═══ Stored data ═══
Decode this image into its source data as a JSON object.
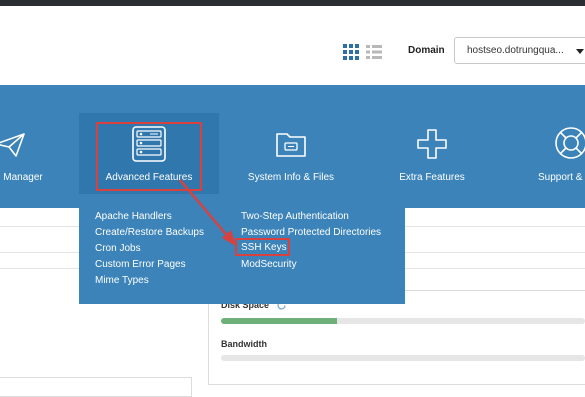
{
  "header": {
    "domain_label": "Domain",
    "domain_value": "hostseo.dotrungqua..."
  },
  "nav": {
    "items": [
      {
        "label": "Manager",
        "icon": "paper-plane-icon"
      },
      {
        "label": "Advanced Features",
        "icon": "server-settings-icon",
        "active": true
      },
      {
        "label": "System Info & Files",
        "icon": "folder-icon"
      },
      {
        "label": "Extra Features",
        "icon": "plus-icon"
      },
      {
        "label": "Support &",
        "icon": "lifebuoy-icon"
      }
    ]
  },
  "dropdown": {
    "left": [
      "Apache Handlers",
      "Create/Restore Backups",
      "Cron Jobs",
      "Custom Error Pages",
      "Mime Types"
    ],
    "right": [
      "Two-Step Authentication",
      "Password Protected Directories",
      "SSH Keys",
      "ModSecurity"
    ]
  },
  "usage": {
    "disk_label": "Disk Space",
    "disk_fraction": 0.32,
    "bandwidth_label": "Bandwidth",
    "bandwidth_fraction": 0
  },
  "colors": {
    "nav_bg": "#3b83b8",
    "annotation_red": "#d9413f",
    "progress_green": "#6fb07a"
  }
}
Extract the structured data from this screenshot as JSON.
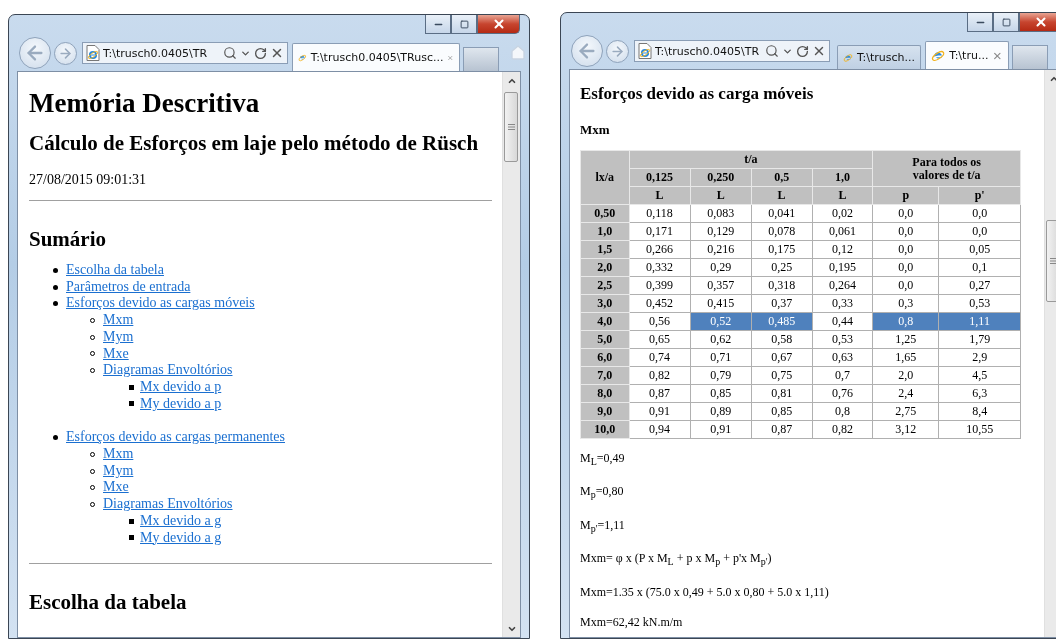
{
  "left_window": {
    "address": "T:\\trusch0.0405\\TR",
    "tabs": [
      {
        "label": "T:\\trusch0.0405\\TRusc...",
        "selected": true
      }
    ],
    "page": {
      "title": "Memória Descritiva",
      "subtitle": "Cálculo de Esforços em laje pelo método de Rüsch",
      "timestamp": "27/08/2015 09:01:31",
      "summary_heading": "Sumário",
      "summary": [
        {
          "label": "Escolha da tabela"
        },
        {
          "label": "Parâmetros de entrada"
        },
        {
          "label": "Esforços devido as cargas móveis",
          "children": [
            {
              "label": "Mxm"
            },
            {
              "label": "Mym"
            },
            {
              "label": "Mxe"
            },
            {
              "label": "Diagramas Envoltórios",
              "children": [
                {
                  "label": "Mx devido a p"
                },
                {
                  "label": "My devido a p"
                }
              ]
            }
          ]
        },
        {
          "label": "Esforços devido as cargas permanentes",
          "children": [
            {
              "label": "Mxm"
            },
            {
              "label": "Mym"
            },
            {
              "label": "Mxe"
            },
            {
              "label": "Diagramas Envoltórios",
              "children": [
                {
                  "label": "Mx devido a g"
                },
                {
                  "label": "My devido a g"
                }
              ]
            }
          ]
        }
      ],
      "next_heading": "Escolha da tabela"
    }
  },
  "right_window": {
    "address": "T:\\trusch0.0405\\TR",
    "tabs": [
      {
        "label": "T:\\trusch...",
        "selected": false
      },
      {
        "label": "T:\\tru...",
        "selected": true
      }
    ],
    "page": {
      "heading": "Esforços devido as carga móveis",
      "subheading": "Mxm",
      "table": {
        "corner": "lx/a",
        "group": "t/a",
        "group_all": "Para todos os valores de t/a",
        "ta_values": [
          "0,125",
          "0,250",
          "0,5",
          "1,0"
        ],
        "units": [
          "L",
          "L",
          "L",
          "L",
          "p",
          "p'"
        ],
        "rows": [
          {
            "label": "0,50",
            "cells": [
              {
                "text": "0,118",
                "selected": false
              },
              {
                "text": "0,083",
                "selected": false
              },
              {
                "text": "0,041",
                "selected": false
              },
              {
                "text": "0,02",
                "selected": false
              },
              {
                "text": "0,0",
                "selected": false
              },
              {
                "text": "0,0",
                "selected": false
              }
            ]
          },
          {
            "label": "1,0",
            "cells": [
              {
                "text": "0,171",
                "selected": false
              },
              {
                "text": "0,129",
                "selected": false
              },
              {
                "text": "0,078",
                "selected": false
              },
              {
                "text": "0,061",
                "selected": false
              },
              {
                "text": "0,0",
                "selected": false
              },
              {
                "text": "0,0",
                "selected": false
              }
            ]
          },
          {
            "label": "1,5",
            "cells": [
              {
                "text": "0,266",
                "selected": false
              },
              {
                "text": "0,216",
                "selected": false
              },
              {
                "text": "0,175",
                "selected": false
              },
              {
                "text": "0,12",
                "selected": false
              },
              {
                "text": "0,0",
                "selected": false
              },
              {
                "text": "0,05",
                "selected": false
              }
            ]
          },
          {
            "label": "2,0",
            "cells": [
              {
                "text": "0,332",
                "selected": false
              },
              {
                "text": "0,29",
                "selected": false
              },
              {
                "text": "0,25",
                "selected": false
              },
              {
                "text": "0,195",
                "selected": false
              },
              {
                "text": "0,0",
                "selected": false
              },
              {
                "text": "0,1",
                "selected": false
              }
            ]
          },
          {
            "label": "2,5",
            "cells": [
              {
                "text": "0,399",
                "selected": false
              },
              {
                "text": "0,357",
                "selected": false
              },
              {
                "text": "0,318",
                "selected": false
              },
              {
                "text": "0,264",
                "selected": false
              },
              {
                "text": "0,0",
                "selected": false
              },
              {
                "text": "0,27",
                "selected": false
              }
            ]
          },
          {
            "label": "3,0",
            "cells": [
              {
                "text": "0,452",
                "selected": false
              },
              {
                "text": "0,415",
                "selected": false
              },
              {
                "text": "0,37",
                "selected": false
              },
              {
                "text": "0,33",
                "selected": false
              },
              {
                "text": "0,3",
                "selected": false
              },
              {
                "text": "0,53",
                "selected": false
              }
            ]
          },
          {
            "label": "4,0",
            "cells": [
              {
                "text": "0,56",
                "selected": false
              },
              {
                "text": "0,52",
                "selected": true
              },
              {
                "text": "0,485",
                "selected": true
              },
              {
                "text": "0,44",
                "selected": false
              },
              {
                "text": "0,8",
                "selected": true
              },
              {
                "text": "1,11",
                "selected": true
              }
            ]
          },
          {
            "label": "5,0",
            "cells": [
              {
                "text": "0,65",
                "selected": false
              },
              {
                "text": "0,62",
                "selected": false
              },
              {
                "text": "0,58",
                "selected": false
              },
              {
                "text": "0,53",
                "selected": false
              },
              {
                "text": "1,25",
                "selected": false
              },
              {
                "text": "1,79",
                "selected": false
              }
            ]
          },
          {
            "label": "6,0",
            "cells": [
              {
                "text": "0,74",
                "selected": false
              },
              {
                "text": "0,71",
                "selected": false
              },
              {
                "text": "0,67",
                "selected": false
              },
              {
                "text": "0,63",
                "selected": false
              },
              {
                "text": "1,65",
                "selected": false
              },
              {
                "text": "2,9",
                "selected": false
              }
            ]
          },
          {
            "label": "7,0",
            "cells": [
              {
                "text": "0,82",
                "selected": false
              },
              {
                "text": "0,79",
                "selected": false
              },
              {
                "text": "0,75",
                "selected": false
              },
              {
                "text": "0,7",
                "selected": false
              },
              {
                "text": "2,0",
                "selected": false
              },
              {
                "text": "4,5",
                "selected": false
              }
            ]
          },
          {
            "label": "8,0",
            "cells": [
              {
                "text": "0,87",
                "selected": false
              },
              {
                "text": "0,85",
                "selected": false
              },
              {
                "text": "0,81",
                "selected": false
              },
              {
                "text": "0,76",
                "selected": false
              },
              {
                "text": "2,4",
                "selected": false
              },
              {
                "text": "6,3",
                "selected": false
              }
            ]
          },
          {
            "label": "9,0",
            "cells": [
              {
                "text": "0,91",
                "selected": false
              },
              {
                "text": "0,89",
                "selected": false
              },
              {
                "text": "0,85",
                "selected": false
              },
              {
                "text": "0,8",
                "selected": false
              },
              {
                "text": "2,75",
                "selected": false
              },
              {
                "text": "8,4",
                "selected": false
              }
            ]
          },
          {
            "label": "10,0",
            "cells": [
              {
                "text": "0,94",
                "selected": false
              },
              {
                "text": "0,91",
                "selected": false
              },
              {
                "text": "0,87",
                "selected": false
              },
              {
                "text": "0,82",
                "selected": false
              },
              {
                "text": "3,12",
                "selected": false
              },
              {
                "text": "10,55",
                "selected": false
              }
            ]
          }
        ]
      },
      "formulas": [
        "M$_{L}$=0,49",
        "M$_{p}$=0,80",
        "M$_{p'}$=1,11",
        "Mxm= φ x (P x M$_{L}$ + p x M$_{p}$ + p'x M$_{p'}$)",
        "Mxm=1.35 x (75.0 x 0,49 + 5.0 x 0,80 + 5.0 x 1,11)",
        "Mxm=62,42 kN.m/m"
      ]
    }
  }
}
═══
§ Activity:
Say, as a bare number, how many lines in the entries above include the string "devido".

§ Response area:
7